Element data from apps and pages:
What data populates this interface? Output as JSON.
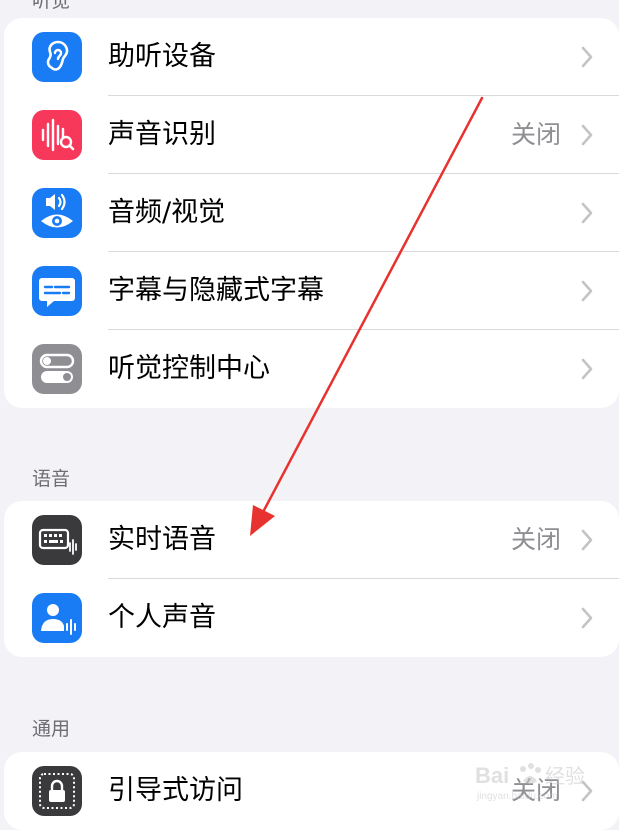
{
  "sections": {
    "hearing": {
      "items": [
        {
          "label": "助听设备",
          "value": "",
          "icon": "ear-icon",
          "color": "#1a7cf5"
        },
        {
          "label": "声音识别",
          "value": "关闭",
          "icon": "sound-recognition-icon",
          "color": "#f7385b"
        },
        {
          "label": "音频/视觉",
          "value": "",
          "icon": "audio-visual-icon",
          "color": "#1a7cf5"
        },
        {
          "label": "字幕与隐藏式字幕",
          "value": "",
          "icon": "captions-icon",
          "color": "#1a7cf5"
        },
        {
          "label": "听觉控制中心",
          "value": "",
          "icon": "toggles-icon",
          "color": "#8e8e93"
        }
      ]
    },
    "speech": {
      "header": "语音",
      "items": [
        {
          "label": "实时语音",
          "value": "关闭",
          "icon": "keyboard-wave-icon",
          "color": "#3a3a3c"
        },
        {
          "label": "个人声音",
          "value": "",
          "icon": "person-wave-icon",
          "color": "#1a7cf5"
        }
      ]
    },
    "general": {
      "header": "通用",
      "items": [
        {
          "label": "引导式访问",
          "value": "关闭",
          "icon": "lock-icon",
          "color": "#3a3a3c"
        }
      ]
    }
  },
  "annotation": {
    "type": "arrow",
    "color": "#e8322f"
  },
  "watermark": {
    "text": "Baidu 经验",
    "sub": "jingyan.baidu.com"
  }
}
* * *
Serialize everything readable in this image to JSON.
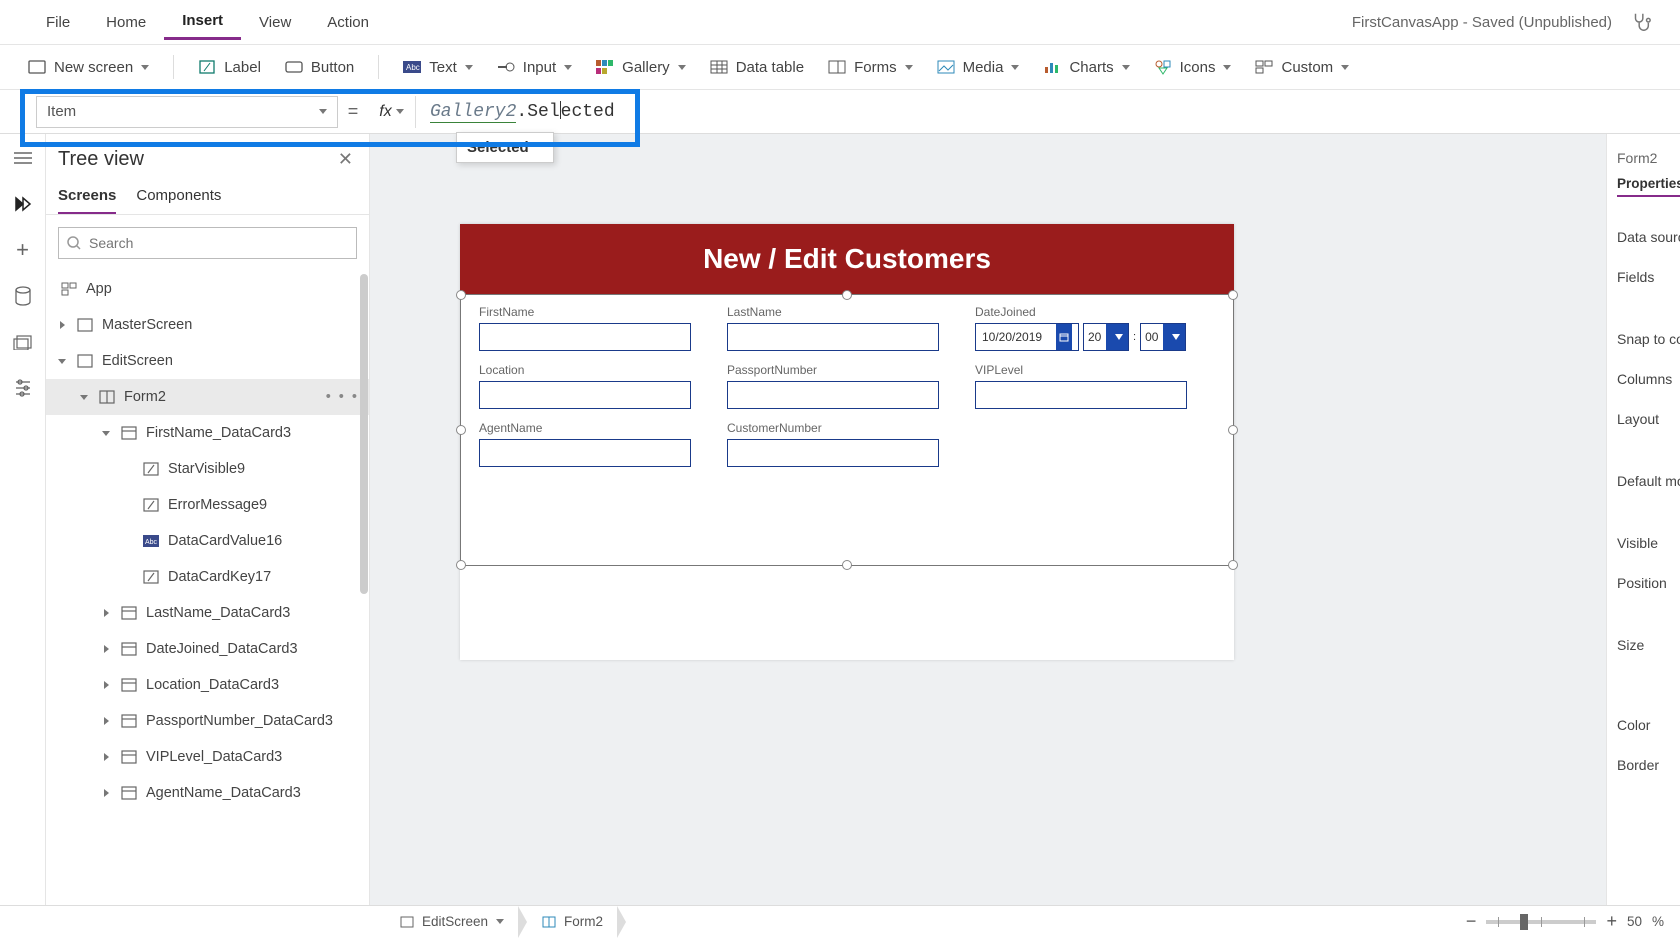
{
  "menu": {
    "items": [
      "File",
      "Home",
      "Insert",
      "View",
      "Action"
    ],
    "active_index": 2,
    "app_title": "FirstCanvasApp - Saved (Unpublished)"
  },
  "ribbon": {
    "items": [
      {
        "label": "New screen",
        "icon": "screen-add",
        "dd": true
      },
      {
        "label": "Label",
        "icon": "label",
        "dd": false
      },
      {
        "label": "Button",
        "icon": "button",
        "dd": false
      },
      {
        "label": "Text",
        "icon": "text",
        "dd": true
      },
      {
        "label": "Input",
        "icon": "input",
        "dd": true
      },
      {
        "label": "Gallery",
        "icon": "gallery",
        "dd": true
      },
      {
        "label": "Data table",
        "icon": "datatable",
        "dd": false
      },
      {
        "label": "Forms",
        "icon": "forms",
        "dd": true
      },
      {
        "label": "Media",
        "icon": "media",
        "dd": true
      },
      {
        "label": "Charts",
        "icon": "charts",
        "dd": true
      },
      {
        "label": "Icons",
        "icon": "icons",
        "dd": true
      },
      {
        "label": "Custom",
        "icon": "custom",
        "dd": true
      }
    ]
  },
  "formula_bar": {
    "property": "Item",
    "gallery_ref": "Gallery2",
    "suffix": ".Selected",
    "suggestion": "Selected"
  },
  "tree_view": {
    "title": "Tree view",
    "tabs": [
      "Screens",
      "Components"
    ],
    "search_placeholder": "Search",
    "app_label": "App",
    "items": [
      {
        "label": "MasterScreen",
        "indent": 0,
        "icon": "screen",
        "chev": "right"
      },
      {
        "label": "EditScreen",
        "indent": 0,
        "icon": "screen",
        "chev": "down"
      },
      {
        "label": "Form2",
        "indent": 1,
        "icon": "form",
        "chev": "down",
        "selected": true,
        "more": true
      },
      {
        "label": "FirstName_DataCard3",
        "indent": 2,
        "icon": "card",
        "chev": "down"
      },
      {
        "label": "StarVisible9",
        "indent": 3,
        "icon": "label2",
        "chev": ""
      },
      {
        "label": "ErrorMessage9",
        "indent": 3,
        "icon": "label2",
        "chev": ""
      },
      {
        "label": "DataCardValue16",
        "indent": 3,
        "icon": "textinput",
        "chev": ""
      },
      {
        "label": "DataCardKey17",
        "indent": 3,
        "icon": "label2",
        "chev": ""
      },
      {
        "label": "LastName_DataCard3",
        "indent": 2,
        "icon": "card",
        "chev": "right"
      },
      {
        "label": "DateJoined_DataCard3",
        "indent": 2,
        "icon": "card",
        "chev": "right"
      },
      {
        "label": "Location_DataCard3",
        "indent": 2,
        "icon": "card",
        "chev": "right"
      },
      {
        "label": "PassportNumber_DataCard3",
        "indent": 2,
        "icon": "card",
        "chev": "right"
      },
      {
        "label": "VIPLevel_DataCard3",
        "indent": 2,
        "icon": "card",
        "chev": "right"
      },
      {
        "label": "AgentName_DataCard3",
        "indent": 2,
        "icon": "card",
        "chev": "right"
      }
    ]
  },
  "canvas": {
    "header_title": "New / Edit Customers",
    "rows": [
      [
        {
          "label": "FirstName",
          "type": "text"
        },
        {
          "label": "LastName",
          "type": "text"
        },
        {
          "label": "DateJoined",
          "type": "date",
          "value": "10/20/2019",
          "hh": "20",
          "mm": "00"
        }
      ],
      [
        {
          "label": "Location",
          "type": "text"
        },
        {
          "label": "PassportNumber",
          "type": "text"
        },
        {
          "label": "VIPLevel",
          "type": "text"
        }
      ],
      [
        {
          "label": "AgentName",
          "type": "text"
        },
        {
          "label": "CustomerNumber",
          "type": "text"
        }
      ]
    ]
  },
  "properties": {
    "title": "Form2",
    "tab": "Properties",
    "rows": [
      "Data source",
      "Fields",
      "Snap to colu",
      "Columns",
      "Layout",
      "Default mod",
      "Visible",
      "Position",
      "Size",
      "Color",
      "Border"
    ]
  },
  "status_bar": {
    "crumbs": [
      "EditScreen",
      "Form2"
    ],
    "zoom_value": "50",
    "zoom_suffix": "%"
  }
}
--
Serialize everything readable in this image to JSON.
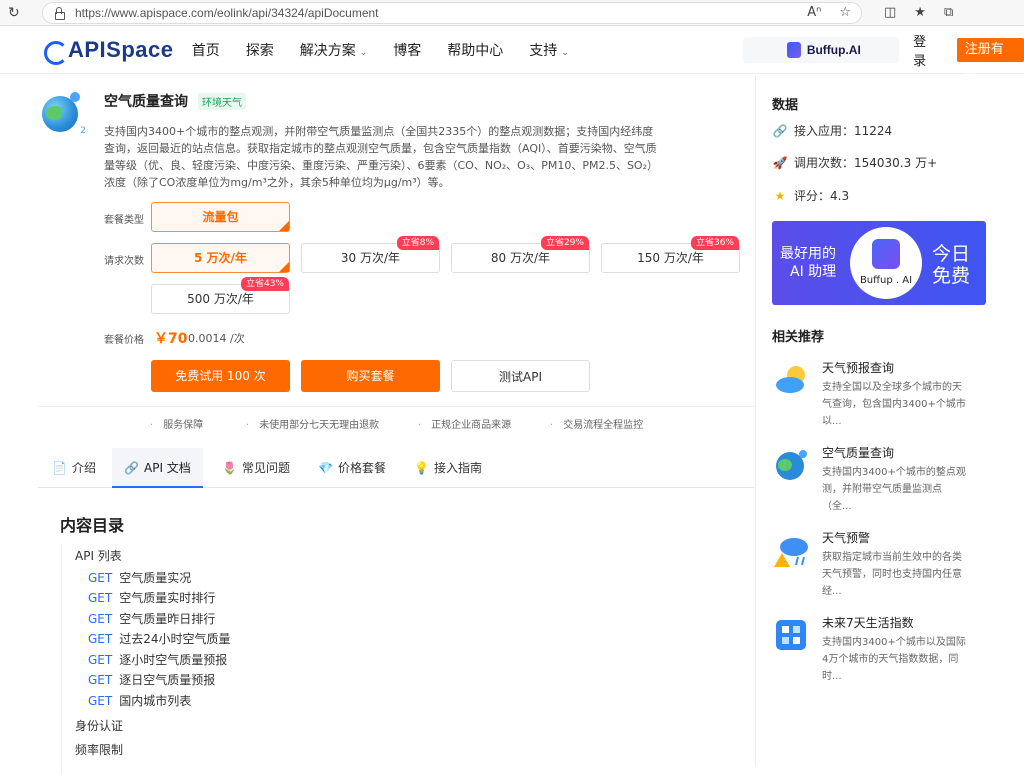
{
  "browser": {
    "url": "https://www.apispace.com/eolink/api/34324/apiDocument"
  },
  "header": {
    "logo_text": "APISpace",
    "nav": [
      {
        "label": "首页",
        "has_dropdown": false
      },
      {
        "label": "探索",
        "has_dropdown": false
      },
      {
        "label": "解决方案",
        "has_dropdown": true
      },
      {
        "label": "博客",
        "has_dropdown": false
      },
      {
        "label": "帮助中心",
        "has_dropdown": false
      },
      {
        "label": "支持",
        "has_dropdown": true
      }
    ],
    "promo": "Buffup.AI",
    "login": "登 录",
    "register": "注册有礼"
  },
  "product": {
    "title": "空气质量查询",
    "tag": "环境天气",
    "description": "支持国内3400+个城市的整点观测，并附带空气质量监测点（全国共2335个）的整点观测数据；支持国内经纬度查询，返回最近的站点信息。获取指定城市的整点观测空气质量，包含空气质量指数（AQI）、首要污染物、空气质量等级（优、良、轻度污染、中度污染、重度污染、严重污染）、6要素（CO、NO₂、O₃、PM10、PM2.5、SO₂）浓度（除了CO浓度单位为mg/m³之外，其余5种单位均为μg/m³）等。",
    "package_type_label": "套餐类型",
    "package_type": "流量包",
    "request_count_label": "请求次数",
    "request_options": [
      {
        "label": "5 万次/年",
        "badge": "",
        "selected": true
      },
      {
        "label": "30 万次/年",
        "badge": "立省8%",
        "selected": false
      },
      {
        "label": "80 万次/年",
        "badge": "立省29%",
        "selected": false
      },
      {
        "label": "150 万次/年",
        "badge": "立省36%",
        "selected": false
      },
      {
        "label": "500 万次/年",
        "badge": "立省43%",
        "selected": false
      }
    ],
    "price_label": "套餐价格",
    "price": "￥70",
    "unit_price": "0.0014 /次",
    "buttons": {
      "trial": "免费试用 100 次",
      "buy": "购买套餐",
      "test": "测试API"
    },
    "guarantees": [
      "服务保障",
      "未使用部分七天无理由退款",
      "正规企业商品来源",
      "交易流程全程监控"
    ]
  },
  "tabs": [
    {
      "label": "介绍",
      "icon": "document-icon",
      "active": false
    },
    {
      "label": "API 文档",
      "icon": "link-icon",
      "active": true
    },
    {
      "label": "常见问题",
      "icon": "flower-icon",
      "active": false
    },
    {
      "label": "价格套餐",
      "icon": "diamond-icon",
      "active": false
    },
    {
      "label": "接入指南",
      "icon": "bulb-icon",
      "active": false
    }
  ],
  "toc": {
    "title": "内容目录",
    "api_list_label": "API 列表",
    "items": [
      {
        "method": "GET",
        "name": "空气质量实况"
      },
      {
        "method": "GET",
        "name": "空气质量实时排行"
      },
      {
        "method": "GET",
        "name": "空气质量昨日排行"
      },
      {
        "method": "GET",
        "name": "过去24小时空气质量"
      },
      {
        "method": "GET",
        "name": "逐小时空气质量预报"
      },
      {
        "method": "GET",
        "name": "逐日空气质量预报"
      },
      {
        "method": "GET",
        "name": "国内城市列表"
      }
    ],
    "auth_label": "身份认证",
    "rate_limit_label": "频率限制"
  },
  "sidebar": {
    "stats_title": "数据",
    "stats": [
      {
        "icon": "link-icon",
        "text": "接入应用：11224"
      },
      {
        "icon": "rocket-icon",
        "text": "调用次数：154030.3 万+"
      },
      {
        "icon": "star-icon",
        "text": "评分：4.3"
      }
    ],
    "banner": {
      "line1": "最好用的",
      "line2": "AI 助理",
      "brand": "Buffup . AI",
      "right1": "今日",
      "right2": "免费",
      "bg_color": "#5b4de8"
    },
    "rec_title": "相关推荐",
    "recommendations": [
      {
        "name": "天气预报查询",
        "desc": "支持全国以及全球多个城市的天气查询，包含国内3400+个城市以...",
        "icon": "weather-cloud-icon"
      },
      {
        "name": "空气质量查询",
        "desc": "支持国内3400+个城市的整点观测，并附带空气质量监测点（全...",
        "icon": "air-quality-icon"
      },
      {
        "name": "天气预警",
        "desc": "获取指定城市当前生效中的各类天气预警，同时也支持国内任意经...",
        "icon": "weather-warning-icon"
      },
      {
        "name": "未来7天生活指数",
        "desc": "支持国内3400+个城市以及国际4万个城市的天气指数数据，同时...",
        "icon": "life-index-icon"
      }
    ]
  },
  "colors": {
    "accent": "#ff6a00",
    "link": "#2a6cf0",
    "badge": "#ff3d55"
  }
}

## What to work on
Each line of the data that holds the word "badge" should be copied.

## Response
        "badge": "",
        "badge": "立省8%",
        "badge": "立省29%",
        "badge": "立省36%",
        "badge": "立省43%",
    "badge": "#ff3d55"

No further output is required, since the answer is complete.